Humanity’s impact on our planet has profound and far-reaching consequences, some of which are less obvious than others. A new UN report shines a light on emerging environmental threats, including noise pollution, wildfires and shifts in the timing of key seasonal events.
Our current geological epoch is called the Anthropocene because of how significantly our species is altering the natural world, from causing a climate crisis to precipitating a sixth mass extinction event. There are countless ways in which the current scale of human activity negatively influences our environment and some of these are rapidly growing in importance, yet remain largely ignored.
Through its ‘Frontiers’ report, the United Nations Environment Programme (UNEP) draws attention to these emerging issues of environmental concern. Previous editions have highlighted topics from microplastics to antimicrobial resistance to melting permafrost. The 2022 report, Noise, Blazes and Mismatches, focuses on three key issues and their implications for human health and nature: urban noise pollution, the increasing severity and frequency of wildfires, and changes to the timing of critical natural events, such as first flowering.
Everyone who has lived in a city is familiar with the constant roar of engines, wailing sirens, and the crashing and clanging of construction. At high population densities, people are rarely free from noise pollution within their own homes either – whether it’s due to proximity to a busy road or noisy neighbours.
Prolonged exposure to high levels of noise can damage hearing and negatively affect mental health. It can also cause cardiovascular and metabolic problems through stress and disturbed sleep. The report states that in Europe alone, an estimated 22 million people suffer from chronic noise annoyance, while long-term exposure to environmental noise contributes to 48,000 new cases of coronary heart disease and causes 12,000 premature deaths every year. All major cities across the world frequently exceed the noise limits recommend by the World Health Organization (WHO).
Humans aren’t the only species to suffer from noise pollution. Many wild animals living in urban environments, such as songbirds, rely heavily on acoustic communication. When this is disrupted by noise, it can lead to behaviour changes which negatively affect survival. For example, a bird may be less successful at attracting a mate because it needs to adjust the pitch of its call or sing at sub-optimal times just to be heard.
The report points out several ways urban environments could reduce their noise pollution, including through roadside tree belts, increasing green spaces, switching to electric vehicles and active travel, and utilising acoustic insulation materials.
A world on fire
Naturally occurring wildfires play an important role in ecosystem function but human activity, especially land use change (including intentional fire setting for agriculture) and greenhouse gas emissions, are causing more frequent and severe fires around the world, from the western United States, to Mediterranean nations, Australia and the Amazon rainforest. With the climate continuing to warm, scientists expect a worsening situation.

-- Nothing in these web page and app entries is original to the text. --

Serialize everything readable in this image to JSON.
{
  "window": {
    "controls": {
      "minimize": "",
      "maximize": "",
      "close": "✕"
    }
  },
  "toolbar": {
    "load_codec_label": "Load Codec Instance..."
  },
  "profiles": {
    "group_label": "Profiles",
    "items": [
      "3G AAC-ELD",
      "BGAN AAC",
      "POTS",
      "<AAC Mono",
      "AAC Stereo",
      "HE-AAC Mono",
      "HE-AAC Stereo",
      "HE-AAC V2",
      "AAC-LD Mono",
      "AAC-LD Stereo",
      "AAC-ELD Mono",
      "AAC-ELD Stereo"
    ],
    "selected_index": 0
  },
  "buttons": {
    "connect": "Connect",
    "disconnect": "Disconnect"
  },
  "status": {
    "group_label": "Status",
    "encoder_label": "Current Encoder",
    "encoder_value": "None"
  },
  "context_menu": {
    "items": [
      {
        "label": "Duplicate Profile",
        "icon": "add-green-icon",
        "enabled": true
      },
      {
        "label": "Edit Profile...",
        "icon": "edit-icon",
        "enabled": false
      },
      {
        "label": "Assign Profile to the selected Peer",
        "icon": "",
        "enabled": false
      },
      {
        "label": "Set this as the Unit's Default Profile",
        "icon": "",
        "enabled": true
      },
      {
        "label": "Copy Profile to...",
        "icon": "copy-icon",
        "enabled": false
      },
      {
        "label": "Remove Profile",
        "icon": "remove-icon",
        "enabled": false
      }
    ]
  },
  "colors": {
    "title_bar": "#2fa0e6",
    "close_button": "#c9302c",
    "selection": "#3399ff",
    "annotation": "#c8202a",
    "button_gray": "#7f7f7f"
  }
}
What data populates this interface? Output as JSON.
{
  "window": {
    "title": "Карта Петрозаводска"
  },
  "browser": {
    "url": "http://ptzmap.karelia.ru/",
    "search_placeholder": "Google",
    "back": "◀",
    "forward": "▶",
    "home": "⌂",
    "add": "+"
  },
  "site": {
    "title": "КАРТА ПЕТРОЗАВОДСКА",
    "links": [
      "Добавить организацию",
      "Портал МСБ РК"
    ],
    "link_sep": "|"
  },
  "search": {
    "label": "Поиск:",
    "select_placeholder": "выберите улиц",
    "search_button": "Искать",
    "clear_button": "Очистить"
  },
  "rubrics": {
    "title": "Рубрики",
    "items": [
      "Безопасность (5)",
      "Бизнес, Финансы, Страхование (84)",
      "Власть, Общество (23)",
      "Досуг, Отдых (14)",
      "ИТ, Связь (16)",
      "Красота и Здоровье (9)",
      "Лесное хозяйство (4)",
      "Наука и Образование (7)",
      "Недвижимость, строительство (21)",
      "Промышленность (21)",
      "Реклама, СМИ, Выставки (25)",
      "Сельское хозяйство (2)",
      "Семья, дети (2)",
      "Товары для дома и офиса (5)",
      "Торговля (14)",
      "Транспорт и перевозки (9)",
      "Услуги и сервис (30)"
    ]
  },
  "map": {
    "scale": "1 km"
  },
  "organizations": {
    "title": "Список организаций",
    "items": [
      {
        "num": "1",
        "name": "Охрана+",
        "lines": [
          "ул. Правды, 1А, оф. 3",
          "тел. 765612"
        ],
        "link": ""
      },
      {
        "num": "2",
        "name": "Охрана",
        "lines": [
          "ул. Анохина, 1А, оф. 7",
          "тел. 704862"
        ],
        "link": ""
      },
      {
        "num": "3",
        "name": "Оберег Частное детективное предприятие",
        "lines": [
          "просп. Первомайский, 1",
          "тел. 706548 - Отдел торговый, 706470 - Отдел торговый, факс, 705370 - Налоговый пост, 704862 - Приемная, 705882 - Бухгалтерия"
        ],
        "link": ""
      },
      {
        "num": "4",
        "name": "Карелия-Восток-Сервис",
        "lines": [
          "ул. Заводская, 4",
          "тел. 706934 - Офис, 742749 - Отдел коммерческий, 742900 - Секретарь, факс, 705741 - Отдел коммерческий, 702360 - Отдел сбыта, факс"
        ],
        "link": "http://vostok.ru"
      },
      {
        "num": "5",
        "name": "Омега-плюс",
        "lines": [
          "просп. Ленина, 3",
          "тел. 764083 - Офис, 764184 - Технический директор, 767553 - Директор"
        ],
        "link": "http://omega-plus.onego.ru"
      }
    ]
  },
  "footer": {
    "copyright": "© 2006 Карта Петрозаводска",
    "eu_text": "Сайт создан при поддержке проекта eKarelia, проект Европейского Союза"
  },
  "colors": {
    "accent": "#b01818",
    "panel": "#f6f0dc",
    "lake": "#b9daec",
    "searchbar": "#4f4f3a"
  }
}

Catastrophic fires cost both human and animal lives, and indirectly affect health through air pollution and trauma. As urban areas expand due to population growth, human infrastructure is increasingly being built near forest edges – a key contributor to California’s worsening wildfires, for example. In a vicious feedback loop, wildfires can accelerate climate change, such as through the transformation of boreal and tropical forests from critical carbon sinks into major sources of greenhouse gases. Altered fire regimes are also driving biodiversity loss – they pose a threat to almost a third of savannah species, for example.
The report suggests improving fire management, such as through controlled, periodic burns to prevent the build-up of fuel. Surprisingly, the authors don’t call for ramping up efforts to fight climate change, or to end intentional fire setting for commercial gains (as is happening in the Amazon, for example).
The birds and the bees
The timing of life cycle events, such as the emergence of pollinators or bird nesting, has a huge effect on ecosystem health. For example, bee activity in spring needs to coincide with flowering, otherwise there is a risk of starving bees and plants that can’t reproduce.
The study of these events is called ‘phenology’, and due to human-caused climate change, there is an increasing risk of ‘phenological mismatch’, caused by co-dependent species reacting differently to warming temperatures and changing weather patterns. For example, great tits in the Netherlands have advanced their egg-laying in response to warming trends, but the emergence of the caterpillars they depend on for food has shifted more significantly, meaning that baby birds no longer coincide with peak caterpillar availability. In the Arctic, earlier snowmelt and spring vegetation mean that reindeer calves are now born too late, leading to a 75 per cent decrease in offspring. Many migratory species are heavily impacted by the changing climate because mistimed migration can have disastrous consequences.
Human food systems are also impacted by phenological shifts – for example, plants missing out on pollinators can negatively impact crop yields, and fisheries can suffer from population decline. To overcome these issues, the authors promote adaptation practices such as optimised irrigation and selective breeding of cultivars, as well as more holistic fisheries management.
Addressing the root causes
The report unfortunately fails to offer advice on confronting the root drivers of these emerging environmental threats. As is the case for more well-known environmental issues, while adaptation and better management are important, the only true long-term solution is to transform our relationship with nature by tackling hyperconsumption and ending human population growth as soon as is ethically possible.